> **AIM OF THE EXERCISE**: The result should be the listing below restated word for word, with images left out.

> **DATA RECORDS**:
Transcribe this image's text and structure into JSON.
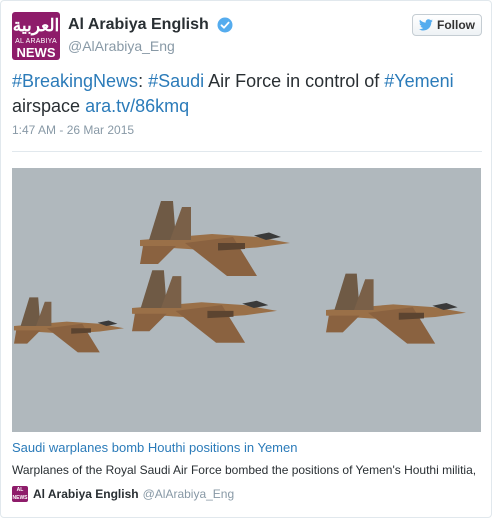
{
  "account": {
    "logo_arabic": "العربية",
    "logo_line1": "AL ARABIYA",
    "logo_line2": "NEWS",
    "display_name": "Al Arabiya English",
    "handle": "@AlArabiya_Eng",
    "verified": true
  },
  "follow_button": {
    "label": "Follow",
    "icon": "twitter-bird-icon"
  },
  "tweet": {
    "tag1": "#BreakingNews",
    "sep1": ":",
    "tag2": "#Saudi",
    "text1": " Air Force in control of ",
    "tag3": "#Yemeni",
    "text2": "airspace",
    "link": "ara.tv/86kmq",
    "timestamp": "1:47 AM - 26 Mar 2015"
  },
  "card": {
    "image_icon": "fighter-jets-photo",
    "title": "Saudi warplanes bomb Houthi positions in Yemen",
    "description": "Warplanes of the Royal Saudi Air Force bombed the positions of Yemen's Houthi militia,",
    "source_name": "Al Arabiya English",
    "source_handle": "@AlArabiya_Eng"
  },
  "colors": {
    "link": "#2b7bb9",
    "brand": "#8e1c6a",
    "muted": "#8899a6",
    "sky": "#aeb6bb"
  }
}
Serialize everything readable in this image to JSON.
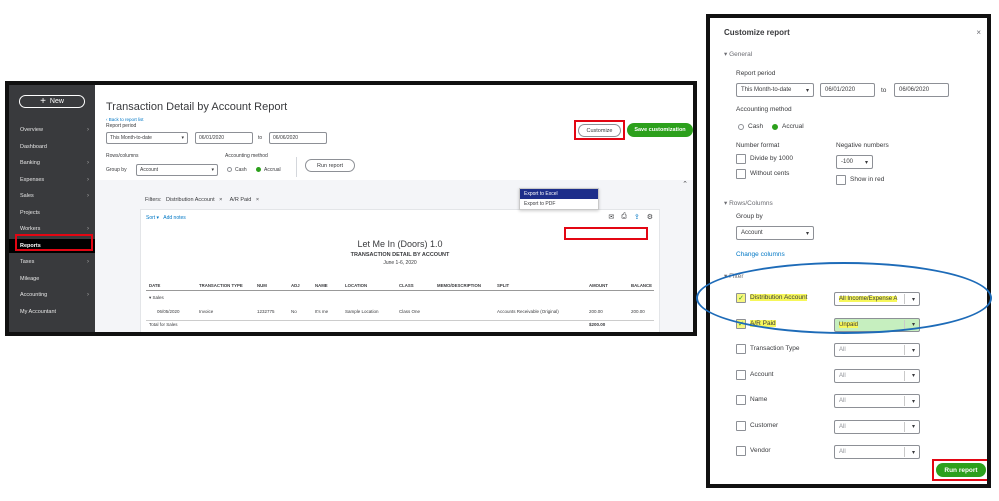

> **SOLUTION TO THE PROBLEM**:
Transcribe this image's text and structure into JSON.
{
  "account": {
    "logo_arabic": "العربية",
    "logo_line1": "AL ARABIYA",
    "logo_line2": "NEWS",
    "display_name": "Al Arabiya English",
    "handle": "@AlArabiya_Eng",
    "verified": true
  },
  "follow_button": {
    "label": "Follow",
    "icon": "twitter-bird-icon"
  },
  "tweet": {
    "tag1": "#BreakingNews",
    "sep1": ":",
    "tag2": "#Saudi",
    "text1": " Air Force in control of ",
    "tag3": "#Yemeni",
    "text2": "airspace",
    "link": "ara.tv/86kmq",
    "timestamp": "1:47 AM - 26 Mar 2015"
  },
  "card": {
    "image_icon": "fighter-jets-photo",
    "title": "Saudi warplanes bomb Houthi positions in Yemen",
    "description": "Warplanes of the Royal Saudi Air Force bombed the positions of Yemen's Houthi militia,",
    "source_name": "Al Arabiya English",
    "source_handle": "@AlArabiya_Eng"
  },
  "colors": {
    "link": "#2b7bb9",
    "brand": "#8e1c6a",
    "muted": "#8899a6",
    "sky": "#aeb6bb"
  }
}
Serialize everything readable in this image to JSON.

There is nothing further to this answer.